Data entries
»»

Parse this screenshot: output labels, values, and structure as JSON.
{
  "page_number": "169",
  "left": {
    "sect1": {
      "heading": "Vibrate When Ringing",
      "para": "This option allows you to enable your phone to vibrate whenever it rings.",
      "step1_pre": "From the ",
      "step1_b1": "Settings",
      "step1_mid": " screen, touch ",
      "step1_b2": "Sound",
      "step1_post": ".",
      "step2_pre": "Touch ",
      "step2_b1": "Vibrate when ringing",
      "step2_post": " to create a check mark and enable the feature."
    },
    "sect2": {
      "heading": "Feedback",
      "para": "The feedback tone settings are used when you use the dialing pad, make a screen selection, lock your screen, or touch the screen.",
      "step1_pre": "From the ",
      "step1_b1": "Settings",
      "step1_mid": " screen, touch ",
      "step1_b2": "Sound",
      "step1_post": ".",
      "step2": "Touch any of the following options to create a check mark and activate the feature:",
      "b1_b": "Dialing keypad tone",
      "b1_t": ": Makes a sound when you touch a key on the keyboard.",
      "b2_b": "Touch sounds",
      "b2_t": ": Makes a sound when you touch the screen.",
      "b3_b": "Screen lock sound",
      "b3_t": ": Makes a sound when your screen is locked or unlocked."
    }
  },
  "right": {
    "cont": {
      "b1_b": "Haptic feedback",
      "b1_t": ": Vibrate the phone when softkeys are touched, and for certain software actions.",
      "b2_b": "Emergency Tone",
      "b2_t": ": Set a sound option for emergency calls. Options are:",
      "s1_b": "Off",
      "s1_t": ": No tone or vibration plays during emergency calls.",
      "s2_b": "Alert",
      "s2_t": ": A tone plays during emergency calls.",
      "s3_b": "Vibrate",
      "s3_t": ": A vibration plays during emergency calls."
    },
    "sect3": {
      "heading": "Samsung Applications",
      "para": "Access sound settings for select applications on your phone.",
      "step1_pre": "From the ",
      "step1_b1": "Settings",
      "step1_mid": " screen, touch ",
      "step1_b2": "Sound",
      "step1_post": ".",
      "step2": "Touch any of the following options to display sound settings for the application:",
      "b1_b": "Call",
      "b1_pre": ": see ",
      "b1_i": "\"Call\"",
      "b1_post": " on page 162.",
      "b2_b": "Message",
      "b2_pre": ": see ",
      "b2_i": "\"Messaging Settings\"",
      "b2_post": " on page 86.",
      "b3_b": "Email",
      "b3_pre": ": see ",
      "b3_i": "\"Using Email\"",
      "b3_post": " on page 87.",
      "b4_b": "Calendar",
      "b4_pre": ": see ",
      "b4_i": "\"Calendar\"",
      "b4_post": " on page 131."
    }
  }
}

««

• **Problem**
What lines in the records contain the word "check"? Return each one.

• **Solution below**
      "step2_post": " to create a check mark and enable the feature."
      "step2": "Touch any of the following options to create a check mark and activate the feature:",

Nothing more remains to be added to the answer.